Slapped wrists

The consequences for not abiding by the new legislation are far from insignificant. For small offences companies will be fined 2% their global turnover. For more serious offences it will go up to 4%.  

Access to your data

Another big part of the legislation is subjects being able to access their own personal data. This is something that’s not been freely available, but soon we’ll all have the right to contact organisations and request the data they have on us. This goes as far as our medical records. We’ll be able to find out why that data was gathered, how long it’s been stored and who has had access to it. 

Thoughts of Fury

This isn’t a negative thing. Over the past two decades, marketers have become reliant on data and tracking to pester and pursue consumers, with - let’s face it - shitter and shitter advertising and subsequently lower convesions. So this might be the end of buying massive databases of emails and sending half-arsed and interruptive “buy my product” messages. With that in mind, great campaign creative will hopwfully return to the fore. I.e. what consumers are more likely to give a fuck about (assuming there's a reason to care about the offer itself). This is going to be the only way to get consumers to subscribe to your newsletter, or give you consent to use their data. If they don’t, they just won’t pay you any attention. So let's get out of the data trenches and into a new creative landscape - where design, copywriting and GAINING FUCKING PERMISSION are once again the most important aspects of campaign marketing.

Opting in will be harder. If someone wants to receive emails or any other marketing material, they’re gonna have to really want it. This means quality is going to shine through. For us this is exciting. When someone lands on your website you're going to have to make a really good impression, otherwise they just won’t come back.

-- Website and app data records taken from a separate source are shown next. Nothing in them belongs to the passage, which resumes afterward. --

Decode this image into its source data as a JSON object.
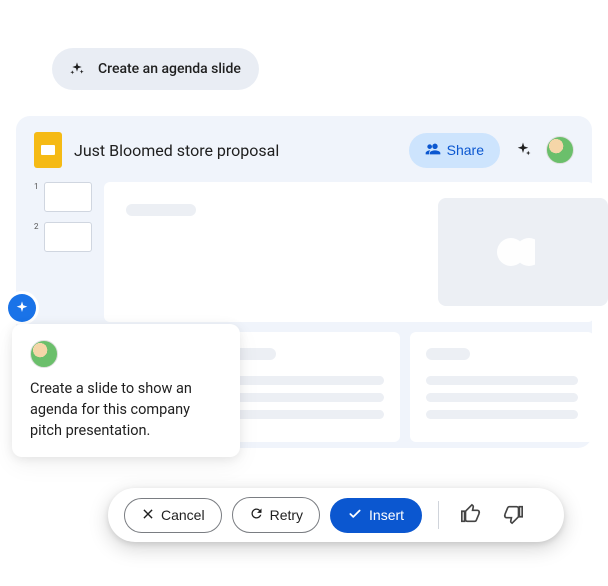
{
  "prompt_pill": {
    "label": "Create an agenda slide"
  },
  "window": {
    "title": "Just Bloomed store proposal",
    "share_label": "Share",
    "thumbs": [
      {
        "num": "1"
      },
      {
        "num": "2"
      }
    ]
  },
  "user_prompt": {
    "text": "Create a slide to show an agenda for this company pitch presentation."
  },
  "actions": {
    "cancel": "Cancel",
    "retry": "Retry",
    "insert": "Insert"
  }
}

Brand advocacy is going to be at the forefront of marketers' minds. Giving great content away and expecting nothing in return - this is how we will advertise to consumers. Not buying massive databases, then asking them if they want to buy one of shnny sparkly things.

There will be an education piece for the European public to get up-to-date and understand what rights they have. But once it’s common knowledge, data will be stripped from companies. Massive organisations will receive fines for misdemeanours - causing them to lean less heavily on the use of their databases. The database will become a place of brand advocates who like, use and interact with your brand - not just another name for the sales team to target.

So bring on GDPR! Let's quit shouting at customers and start having conversations instead.


If you liked this, feel free to sign up to our newsletter! Apologies in advance for the double opt-in rigmorole though. Fuckin GDPR...